Stars: Michael C. Hall, Jennifer Carpenter, James Remar, Colin Hanks, Edward James Olmos, Mos Def, Desmond Harrington, David Zayas, Lauren Velez, C.S. Lee, Billy Brown
Watching Dexter’s excruciating sixth season was much like going home with an ugly, celibate woman after a drunken night out: We knew it’d be tough to look at the entire time and end in unfulfilled disappointment, but we couldn’t resist trying anyway.
Before the Showtime series began its latest run, expectations were incredibly low; after last year’s underwhelming batch of episodes, it became clear that Dexter had run its narrative course. But the notion of introducing religion into the well-meaning serial killer’s (Michael C. Hall) life led us to believe that Season Six could make us care once again. Alas, now that it’s over, we’re even angrier than before.
Per usual, every character not named Dexter or Deb (Jennifer Carpenter) did nothing but distract with all of their painful melodrama (Get laid, Captain LaGuerta!) and throwaway conflicts (someone needs to kill Quinn already). Not that the newer ones were any better; if someone can explain what Mos Def’s purpose was on Dexter this year, we’ll give you the Ice Truck Killer’s preserved hand. Even worse, the show’s producers thought so little of the audience’s intelligence that this year’s central villain, the god-fearing Travis Marshall (a completely miscast Colin Hanks), brought with him the world’s most obvious twist.

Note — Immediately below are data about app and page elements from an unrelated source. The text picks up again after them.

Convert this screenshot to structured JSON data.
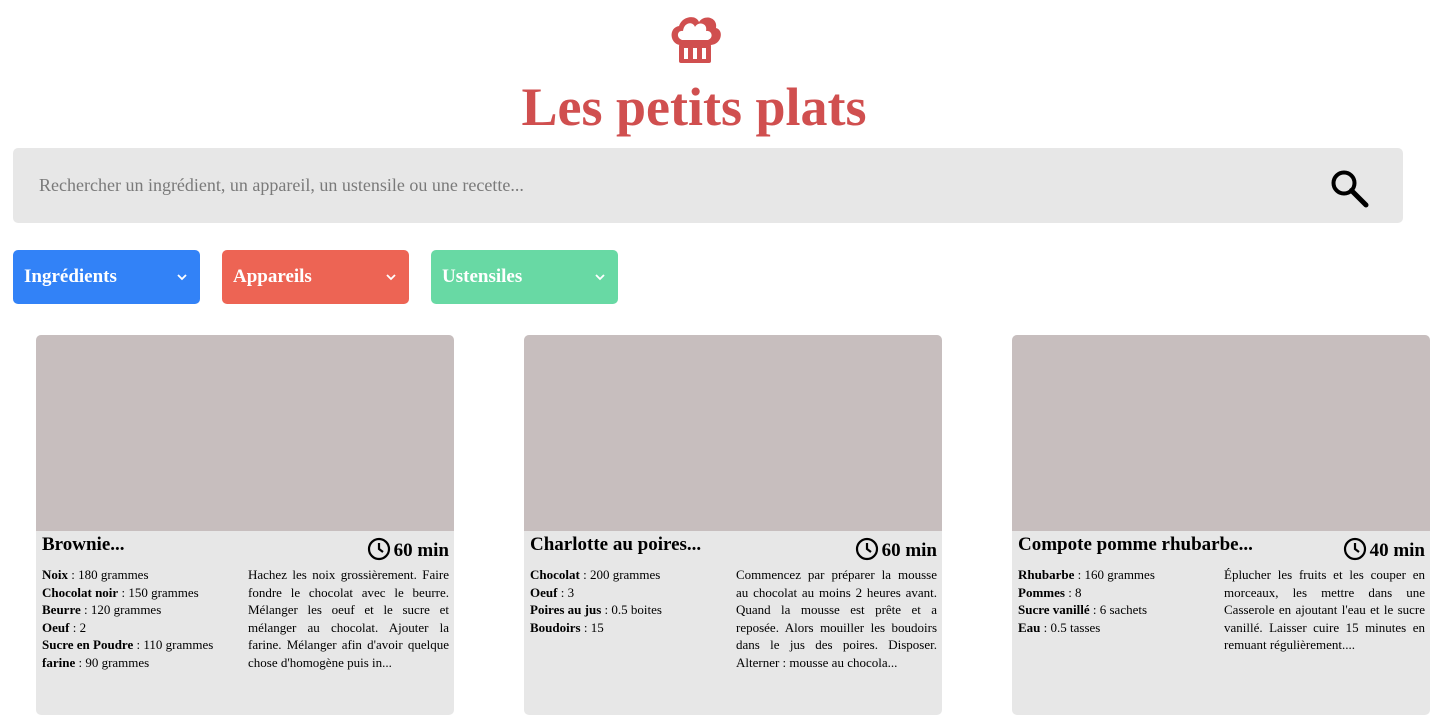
{
  "site": {
    "title": "Les petits plats"
  },
  "search": {
    "placeholder": "Rechercher un ingrédient, un appareil, un ustensile ou une recette..."
  },
  "filters": [
    {
      "label": "Ingrédients",
      "color": "#3282F7"
    },
    {
      "label": "Appareils",
      "color": "#ED6454"
    },
    {
      "label": "Ustensiles",
      "color": "#68D9A4"
    }
  ],
  "recipes": [
    {
      "title": "Brownie...",
      "time": "60 min",
      "ingredients": [
        {
          "name": "Noix",
          "qty": " : 180 grammes"
        },
        {
          "name": "Chocolat noir",
          "qty": " : 150 grammes"
        },
        {
          "name": "Beurre",
          "qty": " : 120 grammes"
        },
        {
          "name": "Oeuf",
          "qty": " : 2"
        },
        {
          "name": "Sucre en Poudre",
          "qty": " : 110 grammes"
        },
        {
          "name": "farine",
          "qty": " : 90 grammes"
        }
      ],
      "description": "Hachez les noix grossièrement. Faire fondre le chocolat avec le beurre. Mélanger les oeuf et le sucre et mélanger au chocolat. Ajouter la farine. Mélanger afin d'avoir quelque chose d'homogène puis in..."
    },
    {
      "title": "Charlotte au poires...",
      "time": "60 min",
      "ingredients": [
        {
          "name": "Chocolat",
          "qty": " : 200 grammes"
        },
        {
          "name": "Oeuf",
          "qty": " : 3"
        },
        {
          "name": "Poires au jus",
          "qty": " : 0.5 boites"
        },
        {
          "name": "Boudoirs",
          "qty": " : 15"
        }
      ],
      "description": "Commencez par préparer la mousse au chocolat au moins 2 heures avant. Quand la mousse est prête et a reposée. Alors mouiller les boudoirs dans le jus des poires. Disposer. Alterner : mousse au chocola..."
    },
    {
      "title": "Compote pomme rhubarbe...",
      "time": "40 min",
      "ingredients": [
        {
          "name": "Rhubarbe",
          "qty": " : 160 grammes"
        },
        {
          "name": "Pommes",
          "qty": " : 8"
        },
        {
          "name": "Sucre vanillé",
          "qty": " : 6 sachets"
        },
        {
          "name": "Eau",
          "qty": " : 0.5 tasses"
        }
      ],
      "description": "Éplucher les fruits et les couper en morceaux, les mettre dans une Casserole en ajoutant l'eau et le sucre vanillé. Laisser cuire 15 minutes en remuant régulièrement...."
    }
  ]
}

How bad was Dexter? Put it this way: The moment we’ve all been waiting for after six years, Deb’s discovering of her brother’s killer side hustle, finally happened, but all we could dispassionately mutter was, in the spirit of potty-mouthed Deb, “Who gives a fuck-ball?”